TASK DESCRIPTION: Whatever the records below say, write them all out exactly.

BEGIN RECORDS SUPPLIED

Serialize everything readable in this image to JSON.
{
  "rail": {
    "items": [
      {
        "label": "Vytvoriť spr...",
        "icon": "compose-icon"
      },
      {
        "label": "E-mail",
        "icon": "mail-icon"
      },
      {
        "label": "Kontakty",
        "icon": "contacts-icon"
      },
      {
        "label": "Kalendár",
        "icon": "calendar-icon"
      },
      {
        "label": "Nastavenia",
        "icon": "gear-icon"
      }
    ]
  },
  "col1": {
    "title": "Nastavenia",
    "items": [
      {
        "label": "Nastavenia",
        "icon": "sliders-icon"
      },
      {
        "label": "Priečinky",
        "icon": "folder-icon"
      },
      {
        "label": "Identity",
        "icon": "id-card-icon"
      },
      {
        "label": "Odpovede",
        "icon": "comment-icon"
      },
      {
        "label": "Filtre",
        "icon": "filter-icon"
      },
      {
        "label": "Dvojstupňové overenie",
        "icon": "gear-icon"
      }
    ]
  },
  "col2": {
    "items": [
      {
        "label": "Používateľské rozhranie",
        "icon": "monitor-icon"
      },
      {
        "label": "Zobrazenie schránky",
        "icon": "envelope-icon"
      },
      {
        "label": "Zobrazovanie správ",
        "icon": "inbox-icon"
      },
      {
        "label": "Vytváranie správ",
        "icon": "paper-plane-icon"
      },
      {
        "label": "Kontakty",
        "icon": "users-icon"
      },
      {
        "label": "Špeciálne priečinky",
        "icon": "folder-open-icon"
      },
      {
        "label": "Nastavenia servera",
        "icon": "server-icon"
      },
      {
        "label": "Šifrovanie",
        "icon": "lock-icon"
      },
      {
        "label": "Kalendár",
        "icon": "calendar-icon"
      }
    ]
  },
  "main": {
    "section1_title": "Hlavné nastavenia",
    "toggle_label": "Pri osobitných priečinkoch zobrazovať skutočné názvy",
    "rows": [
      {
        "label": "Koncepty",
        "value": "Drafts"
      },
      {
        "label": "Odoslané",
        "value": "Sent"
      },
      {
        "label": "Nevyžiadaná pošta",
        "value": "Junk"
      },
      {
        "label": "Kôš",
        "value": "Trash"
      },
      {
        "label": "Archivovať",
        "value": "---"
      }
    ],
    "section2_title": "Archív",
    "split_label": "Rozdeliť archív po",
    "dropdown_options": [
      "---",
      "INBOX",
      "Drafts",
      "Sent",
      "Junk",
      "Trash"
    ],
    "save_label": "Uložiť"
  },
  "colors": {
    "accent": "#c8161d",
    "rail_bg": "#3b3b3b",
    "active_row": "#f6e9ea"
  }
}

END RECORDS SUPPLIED

RESPONSE TO THIS EXERCISE:
Serialize everything readable in this image to JSON.
{
  "rail": {
    "items": [
      {
        "label": "Vytvoriť spr...",
        "icon": "compose-icon"
      },
      {
        "label": "E-mail",
        "icon": "mail-icon"
      },
      {
        "label": "Kontakty",
        "icon": "contacts-icon"
      },
      {
        "label": "Kalendár",
        "icon": "calendar-icon"
      },
      {
        "label": "Nastavenia",
        "icon": "gear-icon"
      }
    ]
  },
  "col1": {
    "title": "Nastavenia",
    "items": [
      {
        "label": "Nastavenia",
        "icon": "sliders-icon"
      },
      {
        "label": "Priečinky",
        "icon": "folder-icon"
      },
      {
        "label": "Identity",
        "icon": "id-card-icon"
      },
      {
        "label": "Odpovede",
        "icon": "comment-icon"
      },
      {
        "label": "Filtre",
        "icon": "filter-icon"
      },
      {
        "label": "Dvojstupňové overenie",
        "icon": "gear-icon"
      }
    ]
  },
  "col2": {
    "items": [
      {
        "label": "Používateľské rozhranie",
        "icon": "monitor-icon"
      },
      {
        "label": "Zobrazenie schránky",
        "icon": "envelope-icon"
      },
      {
        "label": "Zobrazovanie správ",
        "icon": "inbox-icon"
      },
      {
        "label": "Vytváranie správ",
        "icon": "paper-plane-icon"
      },
      {
        "label": "Kontakty",
        "icon": "users-icon"
      },
      {
        "label": "Špeciálne priečinky",
        "icon": "folder-open-icon"
      },
      {
        "label": "Nastavenia servera",
        "icon": "server-icon"
      },
      {
        "label": "Šifrovanie",
        "icon": "lock-icon"
      },
      {
        "label": "Kalendár",
        "icon": "calendar-icon"
      }
    ]
  },
  "main": {
    "section1_title": "Hlavné nastavenia",
    "toggle_label": "Pri osobitných priečinkoch zobrazovať skutočné názvy",
    "rows": [
      {
        "label": "Koncepty",
        "value": "Drafts"
      },
      {
        "label": "Odoslané",
        "value": "Sent"
      },
      {
        "label": "Nevyžiadaná pošta",
        "value": "Junk"
      },
      {
        "label": "Kôš",
        "value": "Trash"
      },
      {
        "label": "Archivovať",
        "value": "---"
      }
    ],
    "section2_title": "Archív",
    "split_label": "Rozdeliť archív po",
    "dropdown_options": [
      "---",
      "INBOX",
      "Drafts",
      "Sent",
      "Junk",
      "Trash"
    ],
    "save_label": "Uložiť"
  },
  "colors": {
    "accent": "#c8161d",
    "rail_bg": "#3b3b3b",
    "active_row": "#f6e9ea"
  }
}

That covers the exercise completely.